Exercise requirements -
Find the lines of the material below that include the string "data", then copy each one.

Input material -
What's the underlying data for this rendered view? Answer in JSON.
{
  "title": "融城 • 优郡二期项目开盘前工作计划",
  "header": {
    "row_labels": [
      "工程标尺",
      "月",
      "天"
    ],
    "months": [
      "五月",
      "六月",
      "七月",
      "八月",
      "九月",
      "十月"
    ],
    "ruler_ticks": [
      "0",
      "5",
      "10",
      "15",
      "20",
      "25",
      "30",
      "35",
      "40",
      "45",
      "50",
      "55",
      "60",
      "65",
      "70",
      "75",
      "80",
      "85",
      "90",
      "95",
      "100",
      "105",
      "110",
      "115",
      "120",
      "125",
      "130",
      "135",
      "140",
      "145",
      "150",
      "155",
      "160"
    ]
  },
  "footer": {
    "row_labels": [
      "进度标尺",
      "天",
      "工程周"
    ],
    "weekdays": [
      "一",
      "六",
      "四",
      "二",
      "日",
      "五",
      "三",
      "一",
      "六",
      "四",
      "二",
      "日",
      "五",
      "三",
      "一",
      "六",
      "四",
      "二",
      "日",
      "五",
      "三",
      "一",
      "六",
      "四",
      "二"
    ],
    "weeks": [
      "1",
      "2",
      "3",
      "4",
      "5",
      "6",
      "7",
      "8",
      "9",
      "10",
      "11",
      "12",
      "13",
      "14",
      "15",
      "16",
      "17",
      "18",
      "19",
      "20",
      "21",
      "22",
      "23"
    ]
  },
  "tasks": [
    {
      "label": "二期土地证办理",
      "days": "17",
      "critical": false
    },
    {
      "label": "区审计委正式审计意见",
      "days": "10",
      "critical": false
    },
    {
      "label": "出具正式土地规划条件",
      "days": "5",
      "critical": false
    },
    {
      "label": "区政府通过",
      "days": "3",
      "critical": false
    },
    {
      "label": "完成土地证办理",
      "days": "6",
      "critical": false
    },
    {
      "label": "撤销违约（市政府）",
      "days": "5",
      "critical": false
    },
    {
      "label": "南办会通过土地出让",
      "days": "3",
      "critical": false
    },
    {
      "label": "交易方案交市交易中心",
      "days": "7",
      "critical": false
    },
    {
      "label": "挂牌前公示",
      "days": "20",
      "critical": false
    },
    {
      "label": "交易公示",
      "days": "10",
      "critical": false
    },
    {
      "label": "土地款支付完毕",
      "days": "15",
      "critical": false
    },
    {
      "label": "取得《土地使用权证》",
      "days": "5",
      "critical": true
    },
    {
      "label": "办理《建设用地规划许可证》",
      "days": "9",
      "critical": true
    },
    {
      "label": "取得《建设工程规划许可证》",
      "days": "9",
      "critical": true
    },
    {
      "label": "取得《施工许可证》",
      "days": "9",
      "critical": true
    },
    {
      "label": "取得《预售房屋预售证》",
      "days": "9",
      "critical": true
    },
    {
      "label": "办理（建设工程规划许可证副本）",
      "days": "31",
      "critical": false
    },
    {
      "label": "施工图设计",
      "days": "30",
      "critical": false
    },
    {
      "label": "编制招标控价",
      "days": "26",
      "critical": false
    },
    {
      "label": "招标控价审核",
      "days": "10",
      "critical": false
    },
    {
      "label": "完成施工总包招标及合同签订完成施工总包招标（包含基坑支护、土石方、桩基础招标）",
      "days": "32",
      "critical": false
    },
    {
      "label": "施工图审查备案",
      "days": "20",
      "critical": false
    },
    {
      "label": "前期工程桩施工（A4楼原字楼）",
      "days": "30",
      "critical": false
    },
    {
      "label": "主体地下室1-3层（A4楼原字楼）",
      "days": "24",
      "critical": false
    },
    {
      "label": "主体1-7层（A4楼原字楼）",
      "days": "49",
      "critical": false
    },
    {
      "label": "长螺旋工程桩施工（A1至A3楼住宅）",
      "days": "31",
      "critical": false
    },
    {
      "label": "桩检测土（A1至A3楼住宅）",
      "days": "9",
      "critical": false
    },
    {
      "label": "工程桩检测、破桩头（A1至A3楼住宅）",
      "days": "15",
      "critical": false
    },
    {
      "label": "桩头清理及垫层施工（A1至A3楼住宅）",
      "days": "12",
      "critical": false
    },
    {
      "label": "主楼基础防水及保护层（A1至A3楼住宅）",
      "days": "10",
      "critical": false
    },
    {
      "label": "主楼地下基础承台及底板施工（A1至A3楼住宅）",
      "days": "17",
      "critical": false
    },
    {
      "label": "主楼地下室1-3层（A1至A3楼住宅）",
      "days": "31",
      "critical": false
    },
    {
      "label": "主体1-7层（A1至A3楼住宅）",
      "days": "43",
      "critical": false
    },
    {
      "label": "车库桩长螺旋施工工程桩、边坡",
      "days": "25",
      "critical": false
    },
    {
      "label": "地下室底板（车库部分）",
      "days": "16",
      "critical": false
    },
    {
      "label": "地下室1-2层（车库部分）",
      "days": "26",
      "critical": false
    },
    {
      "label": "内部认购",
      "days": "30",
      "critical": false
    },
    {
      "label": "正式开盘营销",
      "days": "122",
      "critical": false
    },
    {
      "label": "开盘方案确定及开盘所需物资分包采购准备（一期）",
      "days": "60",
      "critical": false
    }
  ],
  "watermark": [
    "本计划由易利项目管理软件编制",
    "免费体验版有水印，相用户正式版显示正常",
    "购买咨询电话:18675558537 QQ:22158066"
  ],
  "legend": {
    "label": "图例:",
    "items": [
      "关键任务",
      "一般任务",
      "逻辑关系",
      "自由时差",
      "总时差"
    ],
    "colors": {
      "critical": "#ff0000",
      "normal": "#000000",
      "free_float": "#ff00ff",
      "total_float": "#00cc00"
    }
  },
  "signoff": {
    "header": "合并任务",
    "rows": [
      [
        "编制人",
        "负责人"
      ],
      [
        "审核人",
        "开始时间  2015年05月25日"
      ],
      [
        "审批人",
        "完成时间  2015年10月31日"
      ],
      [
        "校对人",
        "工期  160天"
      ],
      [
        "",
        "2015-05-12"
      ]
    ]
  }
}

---

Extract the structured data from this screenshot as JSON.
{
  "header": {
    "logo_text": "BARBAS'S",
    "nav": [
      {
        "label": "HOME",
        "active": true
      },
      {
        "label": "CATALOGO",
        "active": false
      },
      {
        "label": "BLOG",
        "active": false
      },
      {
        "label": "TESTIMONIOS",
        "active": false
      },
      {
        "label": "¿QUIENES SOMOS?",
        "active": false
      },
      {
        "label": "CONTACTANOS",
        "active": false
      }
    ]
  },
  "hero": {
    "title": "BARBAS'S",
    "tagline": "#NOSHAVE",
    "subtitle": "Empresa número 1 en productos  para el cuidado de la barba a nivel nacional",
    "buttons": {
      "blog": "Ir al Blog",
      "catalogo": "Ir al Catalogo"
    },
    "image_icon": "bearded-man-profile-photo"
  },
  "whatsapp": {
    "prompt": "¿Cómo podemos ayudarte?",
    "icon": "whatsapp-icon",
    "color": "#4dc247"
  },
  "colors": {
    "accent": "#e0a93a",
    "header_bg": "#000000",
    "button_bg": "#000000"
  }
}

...

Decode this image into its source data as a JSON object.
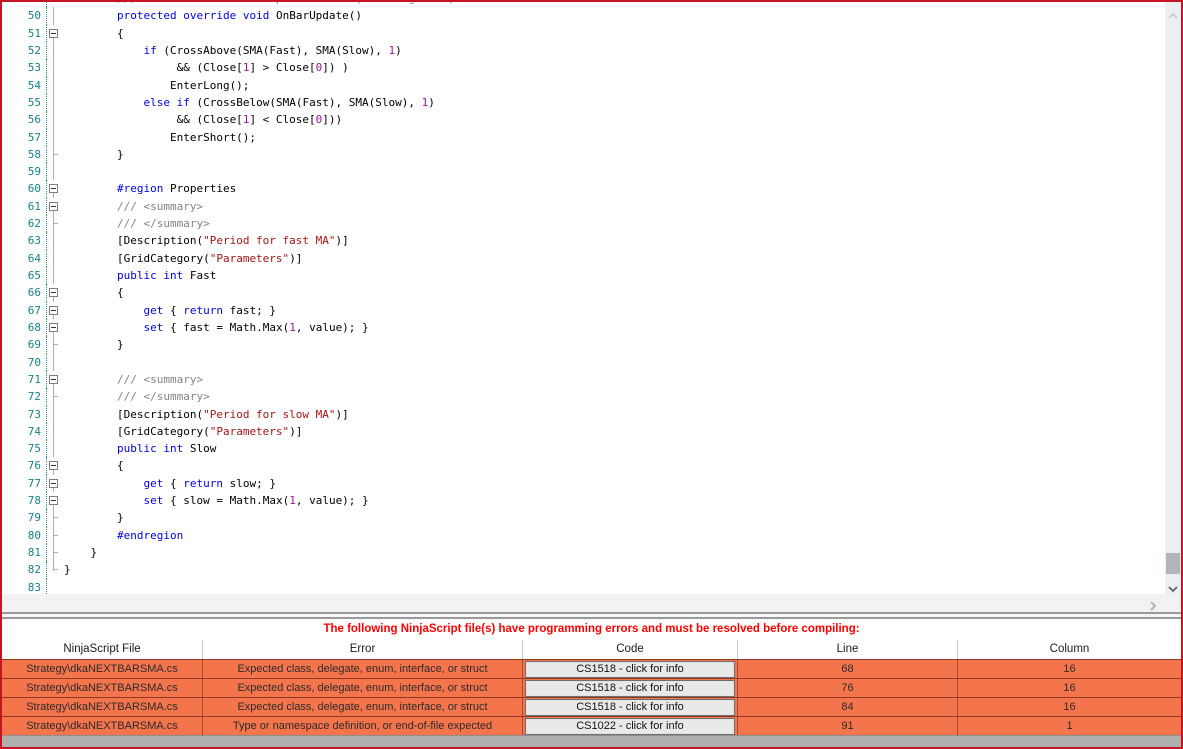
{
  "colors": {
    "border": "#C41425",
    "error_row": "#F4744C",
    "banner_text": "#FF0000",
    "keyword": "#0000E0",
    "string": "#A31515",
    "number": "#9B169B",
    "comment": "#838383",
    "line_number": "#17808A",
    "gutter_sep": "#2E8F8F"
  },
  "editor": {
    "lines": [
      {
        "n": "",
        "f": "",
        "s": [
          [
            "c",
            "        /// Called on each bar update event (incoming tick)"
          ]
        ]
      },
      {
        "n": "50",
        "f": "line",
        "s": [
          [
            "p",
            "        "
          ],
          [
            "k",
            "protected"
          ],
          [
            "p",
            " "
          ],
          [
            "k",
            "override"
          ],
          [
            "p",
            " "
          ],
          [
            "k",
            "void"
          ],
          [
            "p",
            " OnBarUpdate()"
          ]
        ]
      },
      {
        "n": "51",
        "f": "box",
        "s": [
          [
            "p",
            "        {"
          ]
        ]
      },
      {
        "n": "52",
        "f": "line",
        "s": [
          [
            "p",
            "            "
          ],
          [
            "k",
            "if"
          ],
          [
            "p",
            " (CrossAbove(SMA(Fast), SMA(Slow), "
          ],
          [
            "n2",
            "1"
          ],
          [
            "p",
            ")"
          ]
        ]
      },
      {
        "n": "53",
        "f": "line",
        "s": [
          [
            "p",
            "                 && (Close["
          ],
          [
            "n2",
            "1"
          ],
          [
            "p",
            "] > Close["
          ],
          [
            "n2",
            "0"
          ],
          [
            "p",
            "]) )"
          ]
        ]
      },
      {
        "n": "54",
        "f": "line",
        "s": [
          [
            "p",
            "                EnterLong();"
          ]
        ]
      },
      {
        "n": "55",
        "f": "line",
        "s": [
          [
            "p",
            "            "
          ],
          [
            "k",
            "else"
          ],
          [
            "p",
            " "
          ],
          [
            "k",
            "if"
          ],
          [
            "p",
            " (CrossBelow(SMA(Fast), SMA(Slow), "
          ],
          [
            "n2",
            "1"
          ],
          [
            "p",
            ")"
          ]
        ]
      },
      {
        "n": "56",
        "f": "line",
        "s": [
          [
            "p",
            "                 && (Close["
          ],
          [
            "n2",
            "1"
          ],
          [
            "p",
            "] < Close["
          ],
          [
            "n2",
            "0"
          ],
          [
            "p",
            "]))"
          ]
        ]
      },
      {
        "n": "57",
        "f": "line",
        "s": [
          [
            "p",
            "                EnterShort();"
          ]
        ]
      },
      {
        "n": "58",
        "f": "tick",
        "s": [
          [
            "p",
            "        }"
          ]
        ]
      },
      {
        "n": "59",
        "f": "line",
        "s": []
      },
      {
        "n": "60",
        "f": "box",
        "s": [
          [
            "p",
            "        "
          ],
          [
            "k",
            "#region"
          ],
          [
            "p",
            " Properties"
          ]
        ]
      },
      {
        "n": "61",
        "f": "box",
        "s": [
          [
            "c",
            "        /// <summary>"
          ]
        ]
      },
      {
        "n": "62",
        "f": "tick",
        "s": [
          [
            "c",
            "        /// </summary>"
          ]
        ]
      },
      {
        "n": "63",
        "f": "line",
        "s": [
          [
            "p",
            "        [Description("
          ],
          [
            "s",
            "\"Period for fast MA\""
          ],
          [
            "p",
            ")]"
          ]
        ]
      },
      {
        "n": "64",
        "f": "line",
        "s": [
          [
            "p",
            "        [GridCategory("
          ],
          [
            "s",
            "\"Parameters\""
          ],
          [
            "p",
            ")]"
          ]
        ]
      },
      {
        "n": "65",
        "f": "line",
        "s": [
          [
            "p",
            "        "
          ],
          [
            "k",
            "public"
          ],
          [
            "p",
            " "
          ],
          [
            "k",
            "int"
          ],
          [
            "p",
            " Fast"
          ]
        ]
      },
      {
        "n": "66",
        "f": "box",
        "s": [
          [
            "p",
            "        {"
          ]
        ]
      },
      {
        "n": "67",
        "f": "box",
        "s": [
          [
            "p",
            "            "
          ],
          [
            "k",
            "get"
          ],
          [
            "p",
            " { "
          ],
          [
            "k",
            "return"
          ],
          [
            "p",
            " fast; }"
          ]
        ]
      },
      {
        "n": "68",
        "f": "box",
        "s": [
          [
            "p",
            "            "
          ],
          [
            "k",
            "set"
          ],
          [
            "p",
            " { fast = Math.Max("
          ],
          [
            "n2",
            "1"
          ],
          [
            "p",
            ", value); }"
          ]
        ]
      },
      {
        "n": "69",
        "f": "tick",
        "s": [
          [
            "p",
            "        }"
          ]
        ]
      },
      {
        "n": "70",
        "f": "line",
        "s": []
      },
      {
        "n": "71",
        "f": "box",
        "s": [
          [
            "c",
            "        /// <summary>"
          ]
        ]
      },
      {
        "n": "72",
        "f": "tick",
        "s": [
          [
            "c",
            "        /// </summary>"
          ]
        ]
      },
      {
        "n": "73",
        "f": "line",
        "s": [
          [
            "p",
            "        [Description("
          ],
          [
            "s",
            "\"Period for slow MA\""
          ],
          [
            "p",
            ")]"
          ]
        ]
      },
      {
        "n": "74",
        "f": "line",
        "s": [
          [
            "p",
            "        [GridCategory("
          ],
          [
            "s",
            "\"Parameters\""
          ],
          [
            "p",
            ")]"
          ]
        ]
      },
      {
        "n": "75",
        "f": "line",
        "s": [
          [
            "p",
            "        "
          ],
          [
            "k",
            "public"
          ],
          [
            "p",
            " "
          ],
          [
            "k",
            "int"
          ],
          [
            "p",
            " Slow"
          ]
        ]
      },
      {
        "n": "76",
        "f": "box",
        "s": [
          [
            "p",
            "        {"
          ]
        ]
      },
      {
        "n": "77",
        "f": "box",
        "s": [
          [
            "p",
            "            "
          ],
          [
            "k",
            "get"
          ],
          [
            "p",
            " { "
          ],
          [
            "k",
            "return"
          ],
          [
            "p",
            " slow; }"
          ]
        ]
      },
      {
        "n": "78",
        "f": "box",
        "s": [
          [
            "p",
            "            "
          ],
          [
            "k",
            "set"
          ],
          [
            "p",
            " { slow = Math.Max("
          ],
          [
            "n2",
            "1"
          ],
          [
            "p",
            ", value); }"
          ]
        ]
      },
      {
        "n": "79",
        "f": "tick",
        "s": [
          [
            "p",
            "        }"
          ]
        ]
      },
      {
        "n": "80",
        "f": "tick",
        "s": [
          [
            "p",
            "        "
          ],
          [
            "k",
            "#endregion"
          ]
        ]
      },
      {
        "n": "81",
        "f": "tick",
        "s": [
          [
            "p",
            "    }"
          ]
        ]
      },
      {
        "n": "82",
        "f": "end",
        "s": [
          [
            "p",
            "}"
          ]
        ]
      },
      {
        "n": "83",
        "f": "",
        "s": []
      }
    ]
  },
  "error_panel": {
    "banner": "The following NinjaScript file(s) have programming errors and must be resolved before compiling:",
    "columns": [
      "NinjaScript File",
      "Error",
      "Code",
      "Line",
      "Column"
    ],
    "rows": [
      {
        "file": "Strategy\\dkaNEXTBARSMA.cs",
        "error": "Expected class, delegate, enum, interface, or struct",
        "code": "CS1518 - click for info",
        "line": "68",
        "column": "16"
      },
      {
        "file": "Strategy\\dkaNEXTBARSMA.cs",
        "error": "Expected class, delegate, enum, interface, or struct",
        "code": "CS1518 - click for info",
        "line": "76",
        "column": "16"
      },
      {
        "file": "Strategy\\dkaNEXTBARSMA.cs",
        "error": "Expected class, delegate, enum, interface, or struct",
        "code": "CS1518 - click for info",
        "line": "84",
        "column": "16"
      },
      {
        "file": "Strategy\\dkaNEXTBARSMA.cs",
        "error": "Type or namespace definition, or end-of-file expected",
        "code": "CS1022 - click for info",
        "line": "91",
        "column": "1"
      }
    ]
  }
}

Solution to this problem -
What's the underlying data for this rendered view? Answer in JSON.
Extract the structured data from this screenshot as JSON.
Decode this image into its source data as a JSON object.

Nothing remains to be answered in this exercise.